Provided data:
★ ★ ★ ★ ★

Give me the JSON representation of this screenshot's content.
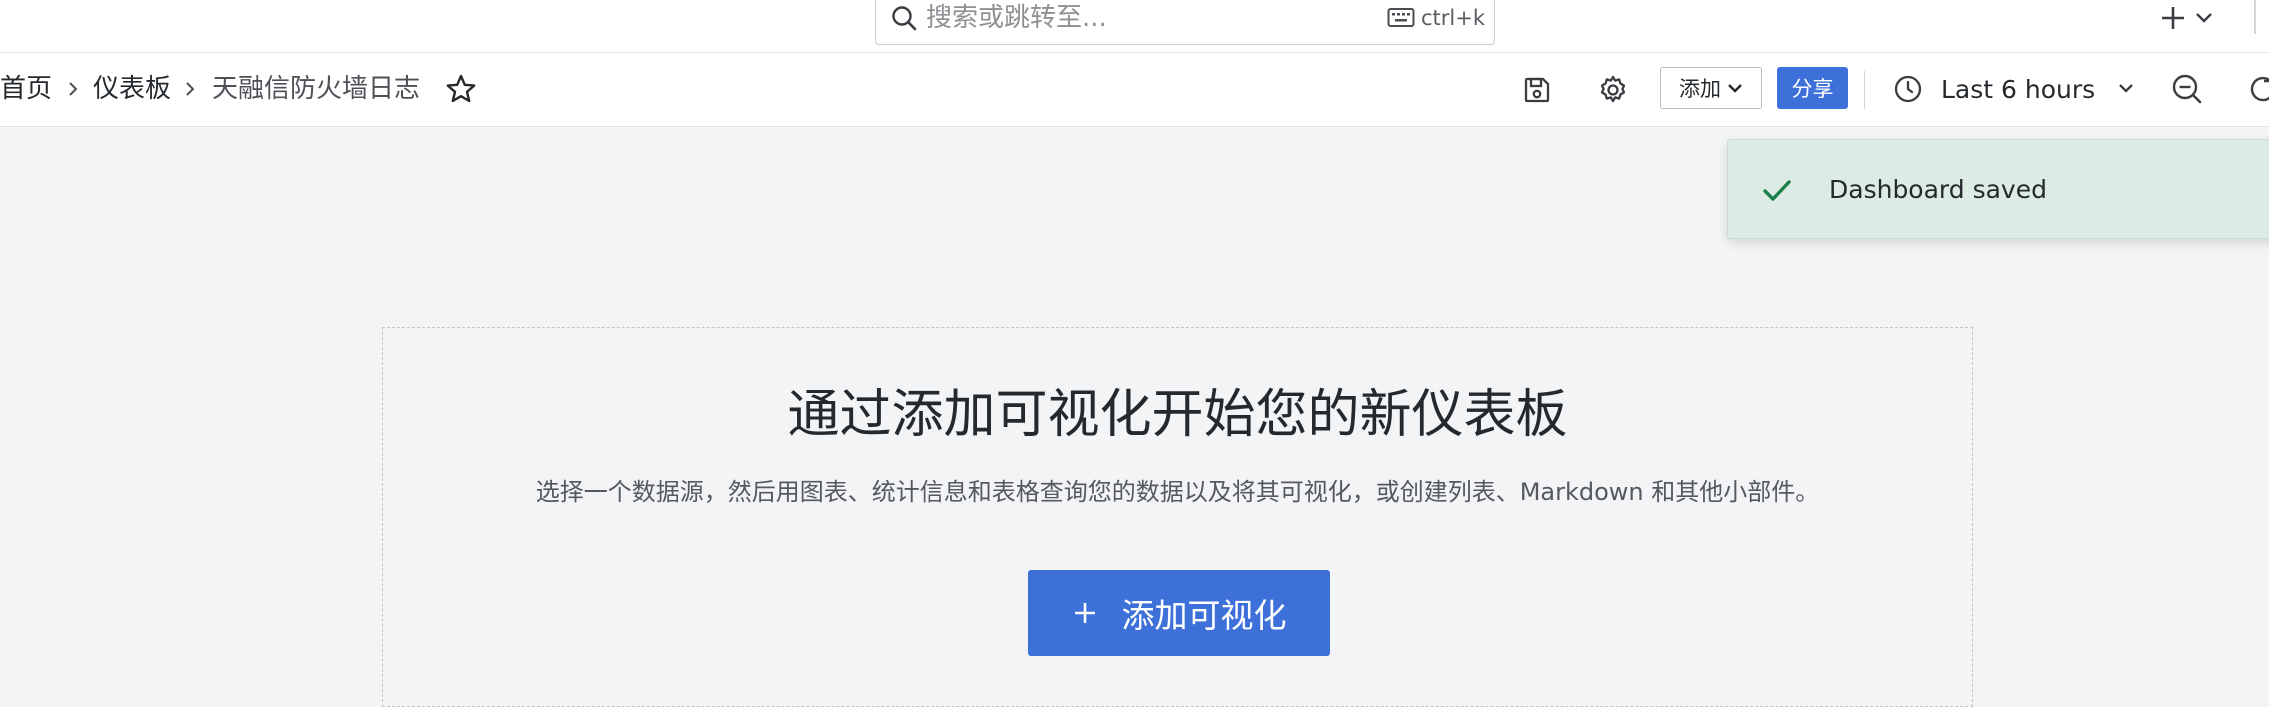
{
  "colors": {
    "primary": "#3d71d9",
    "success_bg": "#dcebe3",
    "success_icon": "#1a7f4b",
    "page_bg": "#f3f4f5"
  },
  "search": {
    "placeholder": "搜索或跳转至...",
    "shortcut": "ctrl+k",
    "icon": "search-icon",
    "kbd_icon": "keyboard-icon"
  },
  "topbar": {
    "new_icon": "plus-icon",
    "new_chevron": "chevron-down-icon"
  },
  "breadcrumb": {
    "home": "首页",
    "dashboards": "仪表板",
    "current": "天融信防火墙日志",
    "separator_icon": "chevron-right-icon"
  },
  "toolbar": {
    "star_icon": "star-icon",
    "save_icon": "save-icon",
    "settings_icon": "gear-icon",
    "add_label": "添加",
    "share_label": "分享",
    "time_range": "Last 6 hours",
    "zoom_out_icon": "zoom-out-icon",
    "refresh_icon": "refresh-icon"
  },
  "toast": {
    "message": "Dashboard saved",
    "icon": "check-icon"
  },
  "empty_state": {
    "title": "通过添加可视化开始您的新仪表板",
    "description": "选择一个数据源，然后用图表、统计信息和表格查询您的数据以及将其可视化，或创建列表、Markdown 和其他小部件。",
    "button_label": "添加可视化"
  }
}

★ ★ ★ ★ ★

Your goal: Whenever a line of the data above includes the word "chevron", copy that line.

Exercise output:
    "new_chevron": "chevron-down-icon"
    "separator_icon": "chevron-right-icon"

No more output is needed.